__Work to complete__: Note each line of the entries that includes "JSON". Then copy those lines.

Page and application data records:
-- Opening Marker --
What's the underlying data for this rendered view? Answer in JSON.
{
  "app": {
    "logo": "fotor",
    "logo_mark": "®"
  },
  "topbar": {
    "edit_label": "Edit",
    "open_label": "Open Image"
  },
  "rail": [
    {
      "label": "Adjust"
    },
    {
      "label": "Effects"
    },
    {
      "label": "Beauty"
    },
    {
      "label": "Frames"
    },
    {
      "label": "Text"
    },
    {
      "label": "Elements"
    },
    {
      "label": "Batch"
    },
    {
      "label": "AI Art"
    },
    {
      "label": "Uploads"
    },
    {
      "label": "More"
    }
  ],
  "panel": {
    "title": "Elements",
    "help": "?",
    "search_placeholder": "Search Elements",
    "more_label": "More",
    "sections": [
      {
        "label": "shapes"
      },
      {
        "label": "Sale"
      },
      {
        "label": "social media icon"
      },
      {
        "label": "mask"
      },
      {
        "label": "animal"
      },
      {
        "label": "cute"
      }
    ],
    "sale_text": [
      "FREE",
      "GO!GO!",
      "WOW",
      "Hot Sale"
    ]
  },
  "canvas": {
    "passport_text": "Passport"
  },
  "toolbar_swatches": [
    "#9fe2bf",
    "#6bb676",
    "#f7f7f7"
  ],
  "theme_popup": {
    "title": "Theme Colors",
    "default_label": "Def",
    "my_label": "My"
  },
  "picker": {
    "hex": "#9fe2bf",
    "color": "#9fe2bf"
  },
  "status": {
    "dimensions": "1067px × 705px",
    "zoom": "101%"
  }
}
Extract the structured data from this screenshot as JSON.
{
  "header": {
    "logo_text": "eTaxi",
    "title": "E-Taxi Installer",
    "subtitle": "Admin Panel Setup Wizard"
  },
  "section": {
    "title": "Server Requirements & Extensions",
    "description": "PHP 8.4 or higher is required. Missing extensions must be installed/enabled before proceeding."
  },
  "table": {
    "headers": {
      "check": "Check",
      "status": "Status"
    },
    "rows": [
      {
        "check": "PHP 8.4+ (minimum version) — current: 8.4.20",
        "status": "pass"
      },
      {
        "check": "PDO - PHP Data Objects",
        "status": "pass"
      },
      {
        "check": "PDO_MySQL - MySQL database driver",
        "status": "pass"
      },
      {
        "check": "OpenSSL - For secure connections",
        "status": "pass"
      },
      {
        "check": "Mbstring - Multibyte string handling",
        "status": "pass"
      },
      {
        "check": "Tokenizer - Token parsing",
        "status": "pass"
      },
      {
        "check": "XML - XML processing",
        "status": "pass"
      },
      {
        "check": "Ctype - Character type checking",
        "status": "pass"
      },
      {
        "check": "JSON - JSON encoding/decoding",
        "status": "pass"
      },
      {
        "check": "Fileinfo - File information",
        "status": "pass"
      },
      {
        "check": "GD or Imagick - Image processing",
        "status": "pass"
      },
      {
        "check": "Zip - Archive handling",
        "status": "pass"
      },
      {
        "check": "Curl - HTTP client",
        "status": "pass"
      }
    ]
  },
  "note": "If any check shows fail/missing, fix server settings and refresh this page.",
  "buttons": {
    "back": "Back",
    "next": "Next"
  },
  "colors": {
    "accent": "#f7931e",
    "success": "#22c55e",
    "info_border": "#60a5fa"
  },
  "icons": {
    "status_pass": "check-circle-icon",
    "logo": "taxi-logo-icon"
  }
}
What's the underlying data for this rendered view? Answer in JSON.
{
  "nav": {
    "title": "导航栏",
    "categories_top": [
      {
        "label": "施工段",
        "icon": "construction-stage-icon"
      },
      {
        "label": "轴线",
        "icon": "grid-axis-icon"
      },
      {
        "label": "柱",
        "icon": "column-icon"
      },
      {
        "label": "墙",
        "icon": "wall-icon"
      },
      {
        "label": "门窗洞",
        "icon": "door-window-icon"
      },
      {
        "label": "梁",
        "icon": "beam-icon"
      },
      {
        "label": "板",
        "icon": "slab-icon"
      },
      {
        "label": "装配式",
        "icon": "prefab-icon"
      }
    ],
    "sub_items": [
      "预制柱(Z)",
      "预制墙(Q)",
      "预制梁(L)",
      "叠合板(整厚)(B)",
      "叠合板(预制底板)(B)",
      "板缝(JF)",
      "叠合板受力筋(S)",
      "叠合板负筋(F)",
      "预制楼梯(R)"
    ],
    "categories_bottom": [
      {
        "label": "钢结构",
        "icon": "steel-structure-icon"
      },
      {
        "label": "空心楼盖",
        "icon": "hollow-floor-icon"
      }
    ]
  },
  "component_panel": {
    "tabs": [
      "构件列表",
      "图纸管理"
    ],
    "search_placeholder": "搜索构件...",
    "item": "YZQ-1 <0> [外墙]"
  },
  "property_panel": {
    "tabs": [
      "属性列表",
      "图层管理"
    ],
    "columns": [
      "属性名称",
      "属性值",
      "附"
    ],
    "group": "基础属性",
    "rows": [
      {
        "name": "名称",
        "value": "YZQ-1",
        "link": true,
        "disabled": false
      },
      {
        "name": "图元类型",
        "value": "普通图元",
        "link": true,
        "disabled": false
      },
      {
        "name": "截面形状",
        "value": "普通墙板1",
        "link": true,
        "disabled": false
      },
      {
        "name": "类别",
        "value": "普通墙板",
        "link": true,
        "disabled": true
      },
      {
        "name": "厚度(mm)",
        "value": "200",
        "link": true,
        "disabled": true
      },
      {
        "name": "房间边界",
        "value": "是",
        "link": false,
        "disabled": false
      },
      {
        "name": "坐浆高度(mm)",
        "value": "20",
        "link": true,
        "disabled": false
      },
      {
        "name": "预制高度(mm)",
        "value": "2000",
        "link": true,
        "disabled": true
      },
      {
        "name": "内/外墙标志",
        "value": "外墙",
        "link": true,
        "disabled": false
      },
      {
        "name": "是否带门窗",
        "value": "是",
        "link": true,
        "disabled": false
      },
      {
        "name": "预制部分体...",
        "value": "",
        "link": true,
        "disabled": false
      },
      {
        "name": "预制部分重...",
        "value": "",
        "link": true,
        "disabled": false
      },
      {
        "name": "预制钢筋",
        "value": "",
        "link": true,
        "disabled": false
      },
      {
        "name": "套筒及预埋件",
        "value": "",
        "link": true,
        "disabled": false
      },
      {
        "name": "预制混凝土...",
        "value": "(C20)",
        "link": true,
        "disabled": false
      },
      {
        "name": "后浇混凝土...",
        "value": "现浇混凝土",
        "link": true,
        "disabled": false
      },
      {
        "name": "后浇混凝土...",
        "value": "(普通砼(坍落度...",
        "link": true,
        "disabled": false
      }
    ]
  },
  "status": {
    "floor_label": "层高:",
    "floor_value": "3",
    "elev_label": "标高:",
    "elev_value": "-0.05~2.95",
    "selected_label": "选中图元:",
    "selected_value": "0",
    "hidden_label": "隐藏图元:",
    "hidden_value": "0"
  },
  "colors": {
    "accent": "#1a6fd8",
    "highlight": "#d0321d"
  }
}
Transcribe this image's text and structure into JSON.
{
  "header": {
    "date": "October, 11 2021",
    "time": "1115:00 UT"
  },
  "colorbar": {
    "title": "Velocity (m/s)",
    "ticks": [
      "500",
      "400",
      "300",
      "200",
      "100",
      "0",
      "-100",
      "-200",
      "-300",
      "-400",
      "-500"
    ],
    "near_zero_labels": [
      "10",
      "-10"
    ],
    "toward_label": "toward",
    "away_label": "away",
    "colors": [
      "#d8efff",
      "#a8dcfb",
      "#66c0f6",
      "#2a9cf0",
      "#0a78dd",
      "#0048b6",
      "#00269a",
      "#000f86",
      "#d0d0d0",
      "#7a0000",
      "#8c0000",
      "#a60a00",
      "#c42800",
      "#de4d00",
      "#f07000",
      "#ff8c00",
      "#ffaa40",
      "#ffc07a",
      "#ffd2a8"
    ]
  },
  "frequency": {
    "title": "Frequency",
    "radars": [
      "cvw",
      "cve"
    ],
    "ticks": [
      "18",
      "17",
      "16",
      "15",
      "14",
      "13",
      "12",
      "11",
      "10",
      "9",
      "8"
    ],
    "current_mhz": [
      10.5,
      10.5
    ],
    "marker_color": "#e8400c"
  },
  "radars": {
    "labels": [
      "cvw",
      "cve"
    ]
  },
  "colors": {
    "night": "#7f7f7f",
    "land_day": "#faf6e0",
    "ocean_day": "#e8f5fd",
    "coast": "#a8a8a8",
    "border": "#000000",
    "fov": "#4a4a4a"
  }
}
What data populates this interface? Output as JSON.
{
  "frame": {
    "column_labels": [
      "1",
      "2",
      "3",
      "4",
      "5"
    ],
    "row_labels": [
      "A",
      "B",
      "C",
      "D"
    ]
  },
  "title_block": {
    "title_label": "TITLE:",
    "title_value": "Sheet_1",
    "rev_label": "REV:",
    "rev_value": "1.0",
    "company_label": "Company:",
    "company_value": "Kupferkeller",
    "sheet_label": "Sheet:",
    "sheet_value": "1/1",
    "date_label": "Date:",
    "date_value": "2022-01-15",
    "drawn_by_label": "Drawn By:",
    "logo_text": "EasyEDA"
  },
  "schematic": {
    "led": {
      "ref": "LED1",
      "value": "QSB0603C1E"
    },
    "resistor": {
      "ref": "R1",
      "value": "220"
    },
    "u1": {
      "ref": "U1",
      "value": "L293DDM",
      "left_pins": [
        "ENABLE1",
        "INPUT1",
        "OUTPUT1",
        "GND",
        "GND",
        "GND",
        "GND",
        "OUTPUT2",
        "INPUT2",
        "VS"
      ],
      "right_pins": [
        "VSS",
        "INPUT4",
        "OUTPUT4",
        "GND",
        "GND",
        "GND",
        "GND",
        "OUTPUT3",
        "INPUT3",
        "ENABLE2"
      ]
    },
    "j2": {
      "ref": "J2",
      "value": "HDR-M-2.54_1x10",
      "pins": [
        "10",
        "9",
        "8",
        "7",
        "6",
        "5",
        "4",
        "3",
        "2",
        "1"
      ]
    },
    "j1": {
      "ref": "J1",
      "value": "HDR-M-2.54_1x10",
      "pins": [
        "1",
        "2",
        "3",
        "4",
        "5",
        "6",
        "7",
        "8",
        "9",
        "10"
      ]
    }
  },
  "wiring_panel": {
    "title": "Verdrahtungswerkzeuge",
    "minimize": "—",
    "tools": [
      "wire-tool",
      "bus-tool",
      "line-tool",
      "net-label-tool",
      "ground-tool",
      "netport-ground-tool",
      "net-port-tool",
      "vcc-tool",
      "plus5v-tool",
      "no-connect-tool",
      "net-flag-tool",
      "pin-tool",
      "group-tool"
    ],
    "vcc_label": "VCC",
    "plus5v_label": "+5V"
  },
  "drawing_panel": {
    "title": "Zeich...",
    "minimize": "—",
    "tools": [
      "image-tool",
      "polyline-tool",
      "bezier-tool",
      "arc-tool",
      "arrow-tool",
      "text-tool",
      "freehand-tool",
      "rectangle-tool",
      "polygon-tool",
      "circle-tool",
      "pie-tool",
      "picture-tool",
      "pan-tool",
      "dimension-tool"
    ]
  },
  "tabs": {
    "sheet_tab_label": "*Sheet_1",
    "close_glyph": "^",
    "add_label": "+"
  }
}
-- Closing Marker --
__Written reply__:
What's the underlying data for this rendered view? Answer in JSON.
Extract the structured data from this screenshot as JSON.
        "check": "JSON - JSON encoding/decoding",
What's the underlying data for this rendered view? Answer in JSON.
Transcribe this image's text and structure into JSON.
What data populates this interface? Output as JSON.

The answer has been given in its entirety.